Have you ever wanted a concise but also in-depth exploration of Plato and Plato's political philosophy? After all, he was not only the first "philosopher" of the West but also the first political philosopher of the West. In fact, removing Plato from the context of political philosophy does tremendous harm to understanding Plato and engaging … Continue reading Book on Plato

A Much Needed But Failed Apology for Napoleon: A Review of Ben Weider and Michel Franceschi’s “The Wars Against Napoleon: Debunking the Myth of the Napoleonic Wars”

Ben Weider and Michel Franceschi have written an unapologetic apologia for Napoleon Bonaparte. This is unsurprising given that the two men are French, or more specifically Ben Weider was a Jewish emigre in Francophone Canada while Franceschi is a retired French general. To be simplistic, portraits of Napoleon are usually thus: European and especially Anglophone … Continue reading A Much Needed But Failed Apology for Napoleon: A Review of Ben Weider and Michel Franceschi’s “The Wars Against Napoleon: Debunking the Myth of the Napoleonic Wars”

The Economic Philosophy of Fichte

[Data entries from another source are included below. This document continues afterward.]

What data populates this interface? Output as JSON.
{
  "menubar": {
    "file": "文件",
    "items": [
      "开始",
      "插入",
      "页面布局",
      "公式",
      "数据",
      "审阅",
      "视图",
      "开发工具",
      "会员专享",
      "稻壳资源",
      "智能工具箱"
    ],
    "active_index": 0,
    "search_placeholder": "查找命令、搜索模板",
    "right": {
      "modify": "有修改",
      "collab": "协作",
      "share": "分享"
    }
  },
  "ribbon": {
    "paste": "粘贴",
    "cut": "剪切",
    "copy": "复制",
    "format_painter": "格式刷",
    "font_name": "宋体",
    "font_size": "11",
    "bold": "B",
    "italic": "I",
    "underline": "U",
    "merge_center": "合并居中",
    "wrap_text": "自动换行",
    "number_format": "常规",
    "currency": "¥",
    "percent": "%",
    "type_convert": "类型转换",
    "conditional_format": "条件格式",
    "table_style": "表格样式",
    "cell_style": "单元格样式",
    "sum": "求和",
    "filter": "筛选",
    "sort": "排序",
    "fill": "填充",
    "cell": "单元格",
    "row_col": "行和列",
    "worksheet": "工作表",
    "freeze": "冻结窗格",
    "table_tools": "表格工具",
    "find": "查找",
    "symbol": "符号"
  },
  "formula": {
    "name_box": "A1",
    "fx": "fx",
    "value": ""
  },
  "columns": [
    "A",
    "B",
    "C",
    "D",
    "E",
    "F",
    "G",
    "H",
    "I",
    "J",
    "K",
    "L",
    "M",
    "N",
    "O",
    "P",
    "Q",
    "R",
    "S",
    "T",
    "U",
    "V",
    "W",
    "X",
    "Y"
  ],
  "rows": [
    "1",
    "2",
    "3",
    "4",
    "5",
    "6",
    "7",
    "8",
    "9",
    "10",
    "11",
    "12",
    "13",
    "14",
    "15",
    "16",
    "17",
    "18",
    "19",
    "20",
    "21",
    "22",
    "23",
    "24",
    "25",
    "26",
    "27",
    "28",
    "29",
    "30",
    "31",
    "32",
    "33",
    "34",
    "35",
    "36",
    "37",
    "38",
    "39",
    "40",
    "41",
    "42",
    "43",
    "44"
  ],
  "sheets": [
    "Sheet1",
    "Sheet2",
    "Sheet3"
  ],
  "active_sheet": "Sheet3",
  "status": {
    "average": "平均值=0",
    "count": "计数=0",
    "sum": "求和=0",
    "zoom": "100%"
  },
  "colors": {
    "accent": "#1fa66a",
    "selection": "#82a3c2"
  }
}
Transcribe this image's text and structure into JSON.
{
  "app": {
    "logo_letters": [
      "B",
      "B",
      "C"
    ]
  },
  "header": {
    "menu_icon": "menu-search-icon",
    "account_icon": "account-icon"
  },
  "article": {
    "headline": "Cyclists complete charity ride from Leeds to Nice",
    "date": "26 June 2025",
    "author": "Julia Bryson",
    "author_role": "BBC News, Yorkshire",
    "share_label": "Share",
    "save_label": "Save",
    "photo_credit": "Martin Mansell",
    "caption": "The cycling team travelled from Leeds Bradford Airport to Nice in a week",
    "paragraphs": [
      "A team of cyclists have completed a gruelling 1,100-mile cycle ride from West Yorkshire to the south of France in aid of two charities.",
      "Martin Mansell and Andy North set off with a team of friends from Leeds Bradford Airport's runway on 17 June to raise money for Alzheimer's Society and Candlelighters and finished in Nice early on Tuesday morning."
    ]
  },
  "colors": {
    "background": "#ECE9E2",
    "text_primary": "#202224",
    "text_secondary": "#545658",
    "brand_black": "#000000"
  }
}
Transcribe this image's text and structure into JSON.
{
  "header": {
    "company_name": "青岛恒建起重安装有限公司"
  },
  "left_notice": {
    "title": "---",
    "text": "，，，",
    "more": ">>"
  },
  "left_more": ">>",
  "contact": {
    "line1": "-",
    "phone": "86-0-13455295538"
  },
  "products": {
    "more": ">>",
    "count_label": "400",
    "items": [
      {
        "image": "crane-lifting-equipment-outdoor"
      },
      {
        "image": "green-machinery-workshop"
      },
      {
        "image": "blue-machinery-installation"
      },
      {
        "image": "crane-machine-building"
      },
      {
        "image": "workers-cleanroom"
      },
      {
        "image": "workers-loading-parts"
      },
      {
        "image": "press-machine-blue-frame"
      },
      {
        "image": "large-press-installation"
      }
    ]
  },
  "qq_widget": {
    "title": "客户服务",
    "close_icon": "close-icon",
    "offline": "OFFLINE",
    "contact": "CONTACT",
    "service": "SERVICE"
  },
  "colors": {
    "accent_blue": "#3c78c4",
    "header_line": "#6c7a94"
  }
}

Arguably the most important philosophical, literary, and intellectual movement of the last two centuries was not Marxism, but Romanticism – even Marxism drew upon Romanticism.  Romanticism influenced everything from arts and literature, to philosophy, politics, economics, nationalism, radicalism, conservatism, and revolutionary philosophies.  Among the most important of the early Romantics was Johann Gottlieb Fichte, a … Continue reading The Economic Philosophy of Fichte

Russian Genius Without Crediting Winter or Stalinist Hagiography: A Review of Dominic Lieven’s “Russia Against Napoleon”

One of the problems of the Napoleonic Wars is dealing with the downfall of Napoleon. Most of us are probably familiar with the story: Napoleon invaded Russia in 1812. While he was immensely proud and filled with hubris, Napoleon performed well—even capturing Moscow. Then Winter came and disaster struck. Winter, moreover than the Russians, spelled … Continue reading Russian Genius Without Crediting Winter or Stalinist Hagiography: A Review of Dominic Lieven’s “Russia Against Napoleon”

Nietzsche on the “Death of God”

Friedrich Nietzsche is one of the most misunderstood and confusing philosophers of modernity.  A rebel against historicism and Hegelianism, he was nevertheless a radical historicist and Hegelian in his own right.  A critic of Christianity (specifically the Catholic version), his own metaphysics and philosophy mirror that of traditional forms of Catholicism.  A humanist and anti-nihilist, … Continue reading Nietzsche on the “Death of God”

A Philosophic Overview of “Left” and “Right”

The “Left”-“Right” paradigm is famous in political science though generally eschewed in political philosophy as generally meaningless and unsubstantial, at least without important qualifications.  The history of the Left-Right paradigm arose during the early days of the French Revolution where the opponents of the monarchy sat to the king’s left in the National Assembly and … Continue reading A Philosophic Overview of “Left” and “Right”